Posted by Mary SnappDeputy General Counsel, Microsoft
A few weeks ago, I wrote a post about Microsoft’s new consumer privacy campaign and a quiz we developed – Your Privacy Type (YPT) – for consumers to gauge where they fall on the privacy continuum.
Thus far, the campaign and the YPT quiz have generated discussion and positive reactions in the U.S., the United Kingdom and Germany. We’re also seeing strong engagement with consumers on our website, which has been localized to German and now French as our advertising expands into France this week.
As part of the launch of the Your Privacy Type quiz, we surveyed 4,000 consumers in the U.K., France, U.S. and Germany (1,000 in each market) to gain a quantitative perspective of how they felt about privacy issues (using the same questions as our quiz online). We looked at the privacy behaviors and “privacy type” for each market and found some interesting results.
Eighty-four percent of those polled expressed concern about their online privacy. That particular finding was not surprising by itself, but interesting when compared to only 47 percent of the respondents who were actively taking measures to protect their privacy online.
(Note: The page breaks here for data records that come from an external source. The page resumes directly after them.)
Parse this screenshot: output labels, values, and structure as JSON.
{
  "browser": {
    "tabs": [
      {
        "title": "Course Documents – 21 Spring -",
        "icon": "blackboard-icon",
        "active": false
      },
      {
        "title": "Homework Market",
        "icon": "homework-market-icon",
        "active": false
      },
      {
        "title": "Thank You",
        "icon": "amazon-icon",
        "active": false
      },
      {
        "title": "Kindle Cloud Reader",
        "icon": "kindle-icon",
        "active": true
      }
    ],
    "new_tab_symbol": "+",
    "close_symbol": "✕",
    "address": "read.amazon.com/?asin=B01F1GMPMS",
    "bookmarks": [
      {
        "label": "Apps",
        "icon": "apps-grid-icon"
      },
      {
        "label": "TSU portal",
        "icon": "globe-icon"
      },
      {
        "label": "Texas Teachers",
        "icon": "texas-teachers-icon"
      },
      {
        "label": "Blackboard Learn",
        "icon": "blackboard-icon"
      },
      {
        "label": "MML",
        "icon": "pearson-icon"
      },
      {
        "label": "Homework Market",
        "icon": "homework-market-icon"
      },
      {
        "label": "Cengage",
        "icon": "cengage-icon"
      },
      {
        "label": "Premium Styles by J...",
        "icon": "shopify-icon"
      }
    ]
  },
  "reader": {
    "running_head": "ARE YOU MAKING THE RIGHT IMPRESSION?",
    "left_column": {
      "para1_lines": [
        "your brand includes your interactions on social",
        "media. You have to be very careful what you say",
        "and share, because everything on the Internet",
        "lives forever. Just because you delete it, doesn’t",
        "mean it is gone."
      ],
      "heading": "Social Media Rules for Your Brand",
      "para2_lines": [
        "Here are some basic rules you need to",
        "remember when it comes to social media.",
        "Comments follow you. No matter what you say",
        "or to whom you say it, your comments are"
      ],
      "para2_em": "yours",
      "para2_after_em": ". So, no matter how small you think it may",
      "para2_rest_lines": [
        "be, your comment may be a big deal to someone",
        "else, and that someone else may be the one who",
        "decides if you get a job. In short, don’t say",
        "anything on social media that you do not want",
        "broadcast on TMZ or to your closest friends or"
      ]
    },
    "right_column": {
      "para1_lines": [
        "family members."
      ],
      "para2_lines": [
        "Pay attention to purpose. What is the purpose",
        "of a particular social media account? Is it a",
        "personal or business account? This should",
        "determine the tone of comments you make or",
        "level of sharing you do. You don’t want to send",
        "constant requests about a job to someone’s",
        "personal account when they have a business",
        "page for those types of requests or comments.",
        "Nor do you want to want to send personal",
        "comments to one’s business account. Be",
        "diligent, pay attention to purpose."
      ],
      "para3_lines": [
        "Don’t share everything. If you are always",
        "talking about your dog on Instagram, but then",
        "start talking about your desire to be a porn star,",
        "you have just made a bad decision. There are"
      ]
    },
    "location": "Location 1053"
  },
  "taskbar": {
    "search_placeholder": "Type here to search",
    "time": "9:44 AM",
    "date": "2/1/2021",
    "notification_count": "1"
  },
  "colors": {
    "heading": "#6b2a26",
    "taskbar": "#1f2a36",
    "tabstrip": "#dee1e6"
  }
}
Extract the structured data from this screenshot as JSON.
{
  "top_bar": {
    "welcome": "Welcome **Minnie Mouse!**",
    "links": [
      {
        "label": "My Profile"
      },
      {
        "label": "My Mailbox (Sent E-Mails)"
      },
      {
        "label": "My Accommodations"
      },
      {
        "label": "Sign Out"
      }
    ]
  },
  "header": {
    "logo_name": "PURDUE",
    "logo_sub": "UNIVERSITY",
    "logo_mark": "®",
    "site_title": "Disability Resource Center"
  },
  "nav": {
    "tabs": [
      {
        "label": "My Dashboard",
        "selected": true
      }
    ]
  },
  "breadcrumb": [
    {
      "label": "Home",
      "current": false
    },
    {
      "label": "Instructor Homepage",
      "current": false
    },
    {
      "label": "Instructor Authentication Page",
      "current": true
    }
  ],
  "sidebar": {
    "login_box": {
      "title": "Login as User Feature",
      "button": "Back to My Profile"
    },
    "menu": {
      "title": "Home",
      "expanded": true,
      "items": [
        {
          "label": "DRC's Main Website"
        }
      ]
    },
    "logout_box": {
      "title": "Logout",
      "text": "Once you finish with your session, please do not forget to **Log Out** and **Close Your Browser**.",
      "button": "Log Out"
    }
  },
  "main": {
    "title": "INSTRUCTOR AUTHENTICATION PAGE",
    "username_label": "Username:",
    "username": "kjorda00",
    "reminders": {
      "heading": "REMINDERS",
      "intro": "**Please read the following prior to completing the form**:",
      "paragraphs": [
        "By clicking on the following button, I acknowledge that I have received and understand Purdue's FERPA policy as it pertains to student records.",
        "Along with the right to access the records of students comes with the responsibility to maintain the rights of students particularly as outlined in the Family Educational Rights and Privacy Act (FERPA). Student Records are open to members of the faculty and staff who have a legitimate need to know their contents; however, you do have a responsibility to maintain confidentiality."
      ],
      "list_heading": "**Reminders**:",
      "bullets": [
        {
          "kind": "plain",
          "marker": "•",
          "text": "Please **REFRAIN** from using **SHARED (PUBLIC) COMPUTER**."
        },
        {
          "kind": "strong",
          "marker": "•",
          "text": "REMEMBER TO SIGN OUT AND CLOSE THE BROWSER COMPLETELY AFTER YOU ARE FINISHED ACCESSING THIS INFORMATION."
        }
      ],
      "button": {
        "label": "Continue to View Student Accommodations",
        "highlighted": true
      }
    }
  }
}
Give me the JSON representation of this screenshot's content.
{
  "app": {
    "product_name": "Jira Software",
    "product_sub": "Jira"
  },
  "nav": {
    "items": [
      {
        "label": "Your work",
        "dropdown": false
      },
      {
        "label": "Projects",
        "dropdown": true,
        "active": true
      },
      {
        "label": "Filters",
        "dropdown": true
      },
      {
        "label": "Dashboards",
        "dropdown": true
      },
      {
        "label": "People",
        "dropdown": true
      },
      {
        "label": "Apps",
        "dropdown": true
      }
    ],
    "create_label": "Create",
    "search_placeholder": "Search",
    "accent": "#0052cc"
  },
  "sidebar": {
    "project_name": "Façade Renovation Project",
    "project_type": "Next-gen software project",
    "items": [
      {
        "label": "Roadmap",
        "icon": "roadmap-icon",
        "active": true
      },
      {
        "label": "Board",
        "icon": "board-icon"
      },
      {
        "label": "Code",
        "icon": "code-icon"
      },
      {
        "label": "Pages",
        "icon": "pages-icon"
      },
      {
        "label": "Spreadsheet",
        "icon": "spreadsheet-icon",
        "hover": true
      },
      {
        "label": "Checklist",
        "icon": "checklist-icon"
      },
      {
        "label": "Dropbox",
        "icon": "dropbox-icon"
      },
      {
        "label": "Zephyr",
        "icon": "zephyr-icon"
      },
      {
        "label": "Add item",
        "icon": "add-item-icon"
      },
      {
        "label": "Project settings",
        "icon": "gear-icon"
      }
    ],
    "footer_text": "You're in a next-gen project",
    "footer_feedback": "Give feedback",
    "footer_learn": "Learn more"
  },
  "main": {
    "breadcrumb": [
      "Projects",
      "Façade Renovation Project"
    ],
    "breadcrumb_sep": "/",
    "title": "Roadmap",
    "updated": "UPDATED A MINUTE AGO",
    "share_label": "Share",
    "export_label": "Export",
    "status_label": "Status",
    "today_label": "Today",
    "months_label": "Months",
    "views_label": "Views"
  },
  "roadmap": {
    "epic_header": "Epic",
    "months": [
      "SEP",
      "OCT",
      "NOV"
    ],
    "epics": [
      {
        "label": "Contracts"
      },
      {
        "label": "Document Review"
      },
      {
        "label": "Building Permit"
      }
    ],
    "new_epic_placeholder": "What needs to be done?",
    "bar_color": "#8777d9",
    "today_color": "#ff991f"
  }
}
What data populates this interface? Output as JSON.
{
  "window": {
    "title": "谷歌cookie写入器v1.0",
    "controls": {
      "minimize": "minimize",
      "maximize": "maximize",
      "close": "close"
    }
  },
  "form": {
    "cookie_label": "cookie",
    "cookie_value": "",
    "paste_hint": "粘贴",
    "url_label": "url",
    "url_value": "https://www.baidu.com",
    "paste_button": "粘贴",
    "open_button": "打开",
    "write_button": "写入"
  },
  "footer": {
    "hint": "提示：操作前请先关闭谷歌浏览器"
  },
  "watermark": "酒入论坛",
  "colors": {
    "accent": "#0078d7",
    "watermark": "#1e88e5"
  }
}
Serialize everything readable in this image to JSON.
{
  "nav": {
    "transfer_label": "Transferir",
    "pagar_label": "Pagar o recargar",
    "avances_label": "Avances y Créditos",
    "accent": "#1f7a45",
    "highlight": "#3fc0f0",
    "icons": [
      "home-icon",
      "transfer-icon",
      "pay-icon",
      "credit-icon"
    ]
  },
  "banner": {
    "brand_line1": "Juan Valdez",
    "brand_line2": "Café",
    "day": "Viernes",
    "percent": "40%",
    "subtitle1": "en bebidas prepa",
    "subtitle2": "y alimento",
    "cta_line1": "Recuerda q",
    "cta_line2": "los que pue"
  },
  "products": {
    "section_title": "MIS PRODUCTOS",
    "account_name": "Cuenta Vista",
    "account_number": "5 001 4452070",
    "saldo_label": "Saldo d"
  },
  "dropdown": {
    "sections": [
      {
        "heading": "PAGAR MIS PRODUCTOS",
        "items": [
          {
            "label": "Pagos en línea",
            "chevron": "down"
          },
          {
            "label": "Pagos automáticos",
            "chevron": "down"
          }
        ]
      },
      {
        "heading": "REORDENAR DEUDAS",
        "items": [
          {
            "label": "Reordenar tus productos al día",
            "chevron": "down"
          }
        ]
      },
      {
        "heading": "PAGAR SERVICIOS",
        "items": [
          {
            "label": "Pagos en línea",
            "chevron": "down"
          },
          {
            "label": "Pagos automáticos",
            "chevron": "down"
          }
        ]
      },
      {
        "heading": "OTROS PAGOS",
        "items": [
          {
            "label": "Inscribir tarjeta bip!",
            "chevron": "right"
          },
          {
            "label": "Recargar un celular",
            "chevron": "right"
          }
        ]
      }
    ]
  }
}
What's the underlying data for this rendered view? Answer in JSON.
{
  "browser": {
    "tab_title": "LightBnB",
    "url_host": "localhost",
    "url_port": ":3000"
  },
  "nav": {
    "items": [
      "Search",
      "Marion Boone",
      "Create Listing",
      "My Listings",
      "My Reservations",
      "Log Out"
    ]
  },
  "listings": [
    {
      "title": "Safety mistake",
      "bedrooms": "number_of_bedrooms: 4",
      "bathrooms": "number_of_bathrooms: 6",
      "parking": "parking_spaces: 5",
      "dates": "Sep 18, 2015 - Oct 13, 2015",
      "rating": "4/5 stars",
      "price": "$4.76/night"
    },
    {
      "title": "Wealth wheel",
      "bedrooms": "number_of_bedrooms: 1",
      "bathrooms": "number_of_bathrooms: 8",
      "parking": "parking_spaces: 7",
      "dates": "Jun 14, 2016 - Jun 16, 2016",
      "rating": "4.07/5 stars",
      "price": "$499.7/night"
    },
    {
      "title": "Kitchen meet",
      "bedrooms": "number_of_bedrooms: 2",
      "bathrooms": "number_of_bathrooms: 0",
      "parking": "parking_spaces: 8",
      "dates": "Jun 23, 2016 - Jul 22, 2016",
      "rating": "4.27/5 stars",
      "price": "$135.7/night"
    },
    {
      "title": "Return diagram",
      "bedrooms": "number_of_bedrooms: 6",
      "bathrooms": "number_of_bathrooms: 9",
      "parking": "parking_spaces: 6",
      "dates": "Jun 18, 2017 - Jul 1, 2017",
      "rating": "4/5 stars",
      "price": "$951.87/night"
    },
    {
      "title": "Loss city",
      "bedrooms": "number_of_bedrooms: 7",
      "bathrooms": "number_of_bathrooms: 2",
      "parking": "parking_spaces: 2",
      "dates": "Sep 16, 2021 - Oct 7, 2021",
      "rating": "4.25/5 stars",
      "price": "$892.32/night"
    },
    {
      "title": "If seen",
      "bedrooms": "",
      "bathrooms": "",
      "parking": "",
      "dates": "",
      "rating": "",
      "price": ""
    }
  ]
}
There’s a wide gap between interest and action.
Posted by Paul GarnettDirector, Technology Policy Group, Microsoft
Today at the World Economic Forum on Africa in Cape Town, Microsoft announced a new pilot project in Dar es Salaam, Tanzania.
Posted by Brendon LynchChief Privacy Officer, Microsoft
Last week, we launched a consumer privacy awareness campaign to educate people about the tools and technologies Microsoft provides to help protect their personal information online.
Posted by Juan HardoyDirector, EMEA Anti-Piracy & Digital Crime, Microsoft
Today, I had the pleasure of speaking at the Seventh Global Congress on Combating Counterfeiting and Piracy in Istanbul, which was opened by Turkey’s Prime Minister, His Excellency Recep Tayyip Erdoğan. As with every Global Congress, Microsoft is grateful to its conveners, the World Customs Organization, INTERPOL, the World Intellectual Property Organization (WIPO) and the International Chamber of Commerce/Business Action to Stop Counterfeiting and Piracy (ICC/BASCAP), as strong allies in the fight against counterfeiting.
Whether the focus is on toys, merchandise, medicines or software, the organizations that are deeply concerned with counterfeit products and the serious harm that they cause, cuts cross-industry—from the retail, pharmaceutical and consumer goods industries, to governments, law enforcement and consumer protection agencies. It is not surprising then, that the most effective solutions to the collective problem of counterfeiting are rooted in cross-industry partnership and cooperation.
During our panel discussion on “Capturing the Elusive Infringer on the Internet,” my counterparts at the International Anti-Counterfeiting Coalition, MarkMonitor, UPS and the International Trademark Association and I examined the progress that enforcement officials and IP rights holders have made through new, collaborative processes that are changing the way we address counterfeiting and piracy on the Internet.
Posted by Jeff MeisnerEditor, Microsoft on the Issues
Today, Brad Smith, Microsoft’s General Counsel and Executive Vice President, will testify before the Senate Judiciary Committee on the comprehensive immigration bill introduced by the bipartisan group of senators known as the ‘Gang of 8.’ He will be joined on the panel by several industry and policy experts to discuss the importance of high-skilled immigration reform in order to strengthen the economy and foster innovation in the United States.
Last week, we announced our support of this historic bipartisan immigration bill and have regularly spoken in favor of high-skilled immigration reform and investments in science, math, technology and engineering (STEM) education.